What you have to do>
Each of the entries should be output exactly, with nothing left out.

Dataset excerpts>
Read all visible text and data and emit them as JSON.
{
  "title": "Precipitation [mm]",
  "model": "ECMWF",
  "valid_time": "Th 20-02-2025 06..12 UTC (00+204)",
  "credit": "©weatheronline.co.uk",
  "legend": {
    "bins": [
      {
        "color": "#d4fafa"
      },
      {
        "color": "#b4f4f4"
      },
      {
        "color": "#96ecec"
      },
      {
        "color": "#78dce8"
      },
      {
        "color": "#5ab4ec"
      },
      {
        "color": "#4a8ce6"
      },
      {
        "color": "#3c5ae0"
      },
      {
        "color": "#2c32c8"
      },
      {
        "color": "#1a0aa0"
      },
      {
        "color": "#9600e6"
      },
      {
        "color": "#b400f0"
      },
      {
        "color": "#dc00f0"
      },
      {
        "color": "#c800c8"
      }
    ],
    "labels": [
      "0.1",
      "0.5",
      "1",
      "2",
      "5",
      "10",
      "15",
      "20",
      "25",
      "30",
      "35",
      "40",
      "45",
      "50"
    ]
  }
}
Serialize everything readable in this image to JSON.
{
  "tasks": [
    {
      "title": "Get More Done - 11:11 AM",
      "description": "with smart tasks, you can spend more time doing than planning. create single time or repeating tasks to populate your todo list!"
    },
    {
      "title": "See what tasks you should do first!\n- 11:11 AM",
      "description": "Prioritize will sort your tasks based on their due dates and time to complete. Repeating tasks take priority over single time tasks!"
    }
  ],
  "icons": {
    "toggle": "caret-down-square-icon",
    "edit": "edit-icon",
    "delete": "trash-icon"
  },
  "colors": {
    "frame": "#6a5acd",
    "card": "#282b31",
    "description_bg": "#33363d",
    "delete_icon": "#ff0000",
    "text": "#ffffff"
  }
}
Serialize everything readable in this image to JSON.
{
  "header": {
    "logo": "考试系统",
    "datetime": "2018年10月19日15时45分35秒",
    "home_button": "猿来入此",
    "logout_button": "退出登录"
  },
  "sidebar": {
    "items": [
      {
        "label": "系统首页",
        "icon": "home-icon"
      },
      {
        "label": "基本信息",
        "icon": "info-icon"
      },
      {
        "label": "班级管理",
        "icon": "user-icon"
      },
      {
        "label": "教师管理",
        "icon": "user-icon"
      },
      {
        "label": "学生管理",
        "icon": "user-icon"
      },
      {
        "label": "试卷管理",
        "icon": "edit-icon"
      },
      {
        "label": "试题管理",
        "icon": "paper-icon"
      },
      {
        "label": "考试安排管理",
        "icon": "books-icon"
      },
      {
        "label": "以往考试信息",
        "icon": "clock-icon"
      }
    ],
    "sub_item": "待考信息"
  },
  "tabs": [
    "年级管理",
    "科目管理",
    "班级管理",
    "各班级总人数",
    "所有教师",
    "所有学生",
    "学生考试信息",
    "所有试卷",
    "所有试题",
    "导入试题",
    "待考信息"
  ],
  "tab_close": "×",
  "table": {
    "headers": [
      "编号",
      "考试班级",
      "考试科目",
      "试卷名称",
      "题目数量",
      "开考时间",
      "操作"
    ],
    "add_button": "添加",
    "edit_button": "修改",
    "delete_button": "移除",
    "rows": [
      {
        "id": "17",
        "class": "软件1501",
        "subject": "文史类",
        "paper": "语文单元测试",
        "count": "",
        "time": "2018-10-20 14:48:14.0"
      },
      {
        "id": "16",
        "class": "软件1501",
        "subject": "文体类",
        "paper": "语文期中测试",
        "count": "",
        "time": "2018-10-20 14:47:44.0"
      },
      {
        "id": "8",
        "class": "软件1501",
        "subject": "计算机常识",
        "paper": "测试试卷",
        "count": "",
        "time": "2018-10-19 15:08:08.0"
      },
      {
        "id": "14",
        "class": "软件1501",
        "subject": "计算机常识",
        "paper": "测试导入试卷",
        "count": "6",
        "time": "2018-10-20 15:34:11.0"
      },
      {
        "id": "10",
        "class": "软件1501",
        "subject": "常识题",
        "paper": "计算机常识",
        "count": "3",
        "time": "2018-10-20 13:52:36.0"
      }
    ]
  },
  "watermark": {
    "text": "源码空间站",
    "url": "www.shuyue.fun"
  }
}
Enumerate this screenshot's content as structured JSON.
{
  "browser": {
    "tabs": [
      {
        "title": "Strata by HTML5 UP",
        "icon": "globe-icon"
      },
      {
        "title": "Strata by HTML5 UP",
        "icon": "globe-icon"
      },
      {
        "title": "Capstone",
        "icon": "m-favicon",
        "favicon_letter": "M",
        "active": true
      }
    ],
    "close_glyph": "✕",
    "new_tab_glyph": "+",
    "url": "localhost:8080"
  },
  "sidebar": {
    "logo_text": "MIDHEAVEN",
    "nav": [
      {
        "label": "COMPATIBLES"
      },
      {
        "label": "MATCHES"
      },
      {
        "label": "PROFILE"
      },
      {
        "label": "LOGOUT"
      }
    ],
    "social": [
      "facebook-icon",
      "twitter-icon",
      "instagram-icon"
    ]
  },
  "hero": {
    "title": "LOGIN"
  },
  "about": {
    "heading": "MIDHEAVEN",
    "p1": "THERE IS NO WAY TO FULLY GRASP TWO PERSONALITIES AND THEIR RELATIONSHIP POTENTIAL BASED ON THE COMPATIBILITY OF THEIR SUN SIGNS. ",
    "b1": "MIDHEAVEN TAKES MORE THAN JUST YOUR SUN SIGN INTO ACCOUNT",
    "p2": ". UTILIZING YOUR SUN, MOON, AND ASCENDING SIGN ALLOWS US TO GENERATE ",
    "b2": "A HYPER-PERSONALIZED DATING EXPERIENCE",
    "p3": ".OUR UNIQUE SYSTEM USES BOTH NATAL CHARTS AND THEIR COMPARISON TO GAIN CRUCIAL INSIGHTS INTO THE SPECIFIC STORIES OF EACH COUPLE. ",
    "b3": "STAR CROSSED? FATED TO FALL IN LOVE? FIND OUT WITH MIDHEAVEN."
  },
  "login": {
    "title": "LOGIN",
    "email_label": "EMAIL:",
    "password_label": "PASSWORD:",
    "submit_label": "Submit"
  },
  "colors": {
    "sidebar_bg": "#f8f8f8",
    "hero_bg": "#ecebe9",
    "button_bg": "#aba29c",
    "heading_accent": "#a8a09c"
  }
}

Response to this exercise>
Read all visible text and data and emit them as JSON.
{
  "title": "Precipitation [mm]",
  "model": "ECMWF",
  "valid_time": "Th 20-02-2025 06..12 UTC (00+204)",
  "credit": "©weatheronline.co.uk",
  "legend": {
    "bins": [
      {
        "color": "#d4fafa"
      },
      {
        "color": "#b4f4f4"
      },
      {
        "color": "#96ecec"
      },
      {
        "color": "#78dce8"
      },
      {
        "color": "#5ab4ec"
      },
      {
        "color": "#4a8ce6"
      },
      {
        "color": "#3c5ae0"
      },
      {
        "color": "#2c32c8"
      },
      {
        "color": "#1a0aa0"
      },
      {
        "color": "#9600e6"
      },
      {
        "color": "#b400f0"
      },
      {
        "color": "#dc00f0"
      },
      {
        "color": "#c800c8"
      }
    ],
    "labels": [
      "0.1",
      "0.5",
      "1",
      "2",
      "5",
      "10",
      "15",
      "20",
      "25",
      "30",
      "35",
      "40",
      "45",
      "50"
    ]
  }
}
Serialize everything readable in this image to JSON.
{
  "tasks": [
    {
      "title": "Get More Done - 11:11 AM",
      "description": "with smart tasks, you can spend more time doing than planning. create single time or repeating tasks to populate your todo list!"
    },
    {
      "title": "See what tasks you should do first!\n- 11:11 AM",
      "description": "Prioritize will sort your tasks based on their due dates and time to complete. Repeating tasks take priority over single time tasks!"
    }
  ],
  "icons": {
    "toggle": "caret-down-square-icon",
    "edit": "edit-icon",
    "delete": "trash-icon"
  },
  "colors": {
    "frame": "#6a5acd",
    "card": "#282b31",
    "description_bg": "#33363d",
    "delete_icon": "#ff0000",
    "text": "#ffffff"
  }
}
Serialize everything readable in this image to JSON.
{
  "header": {
    "logo": "考试系统",
    "datetime": "2018年10月19日15时45分35秒",
    "home_button": "猿来入此",
    "logout_button": "退出登录"
  },
  "sidebar": {
    "items": [
      {
        "label": "系统首页",
        "icon": "home-icon"
      },
      {
        "label": "基本信息",
        "icon": "info-icon"
      },
      {
        "label": "班级管理",
        "icon": "user-icon"
      },
      {
        "label": "教师管理",
        "icon": "user-icon"
      },
      {
        "label": "学生管理",
        "icon": "user-icon"
      },
      {
        "label": "试卷管理",
        "icon": "edit-icon"
      },
      {
        "label": "试题管理",
        "icon": "paper-icon"
      },
      {
        "label": "考试安排管理",
        "icon": "books-icon"
      },
      {
        "label": "以往考试信息",
        "icon": "clock-icon"
      }
    ],
    "sub_item": "待考信息"
  },
  "tabs": [
    "年级管理",
    "科目管理",
    "班级管理",
    "各班级总人数",
    "所有教师",
    "所有学生",
    "学生考试信息",
    "所有试卷",
    "所有试题",
    "导入试题",
    "待考信息"
  ],
  "tab_close": "×",
  "table": {
    "headers": [
      "编号",
      "考试班级",
      "考试科目",
      "试卷名称",
      "题目数量",
      "开考时间",
      "操作"
    ],
    "add_button": "添加",
    "edit_button": "修改",
    "delete_button": "移除",
    "rows": [
      {
        "id": "17",
        "class": "软件1501",
        "subject": "文史类",
        "paper": "语文单元测试",
        "count": "",
        "time": "2018-10-20 14:48:14.0"
      },
      {
        "id": "16",
        "class": "软件1501",
        "subject": "文体类",
        "paper": "语文期中测试",
        "count": "",
        "time": "2018-10-20 14:47:44.0"
      },
      {
        "id": "8",
        "class": "软件1501",
        "subject": "计算机常识",
        "paper": "测试试卷",
        "count": "",
        "time": "2018-10-19 15:08:08.0"
      },
      {
        "id": "14",
        "class": "软件1501",
        "subject": "计算机常识",
        "paper": "测试导入试卷",
        "count": "6",
        "time": "2018-10-20 15:34:11.0"
      },
      {
        "id": "10",
        "class": "软件1501",
        "subject": "常识题",
        "paper": "计算机常识",
        "count": "3",
        "time": "2018-10-20 13:52:36.0"
      }
    ]
  },
  "watermark": {
    "text": "源码空间站",
    "url": "www.shuyue.fun"
  }
}
Enumerate this screenshot's content as structured JSON.
{
  "browser": {
    "tabs": [
      {
        "title": "Strata by HTML5 UP",
        "icon": "globe-icon"
      },
      {
        "title": "Strata by HTML5 UP",
        "icon": "globe-icon"
      },
      {
        "title": "Capstone",
        "icon": "m-favicon",
        "favicon_letter": "M",
        "active": true
      }
    ],
    "close_glyph": "✕",
    "new_tab_glyph": "+",
    "url": "localhost:8080"
  },
  "sidebar": {
    "logo_text": "MIDHEAVEN",
    "nav": [
      {
        "label": "COMPATIBLES"
      },
      {
        "label": "MATCHES"
      },
      {
        "label": "PROFILE"
      },
      {
        "label": "LOGOUT"
      }
    ],
    "social": [
      "facebook-icon",
      "twitter-icon",
      "instagram-icon"
    ]
  },
  "hero": {
    "title": "LOGIN"
  },
  "about": {
    "heading": "MIDHEAVEN",
    "p1": "THERE IS NO WAY TO FULLY GRASP TWO PERSONALITIES AND THEIR RELATIONSHIP POTENTIAL BASED ON THE COMPATIBILITY OF THEIR SUN SIGNS. ",
    "b1": "MIDHEAVEN TAKES MORE THAN JUST YOUR SUN SIGN INTO ACCOUNT",
    "p2": ". UTILIZING YOUR SUN, MOON, AND ASCENDING SIGN ALLOWS US TO GENERATE ",
    "b2": "A HYPER-PERSONALIZED DATING EXPERIENCE",
    "p3": ".OUR UNIQUE SYSTEM USES BOTH NATAL CHARTS AND THEIR COMPARISON TO GAIN CRUCIAL INSIGHTS INTO THE SPECIFIC STORIES OF EACH COUPLE. ",
    "b3": "STAR CROSSED? FATED TO FALL IN LOVE? FIND OUT WITH MIDHEAVEN."
  },
  "login": {
    "title": "LOGIN",
    "email_label": "EMAIL:",
    "password_label": "PASSWORD:",
    "submit_label": "Submit"
  },
  "colors": {
    "sidebar_bg": "#f8f8f8",
    "hero_bg": "#ecebe9",
    "button_bg": "#aba29c",
    "heading_accent": "#a8a09c"
  }
}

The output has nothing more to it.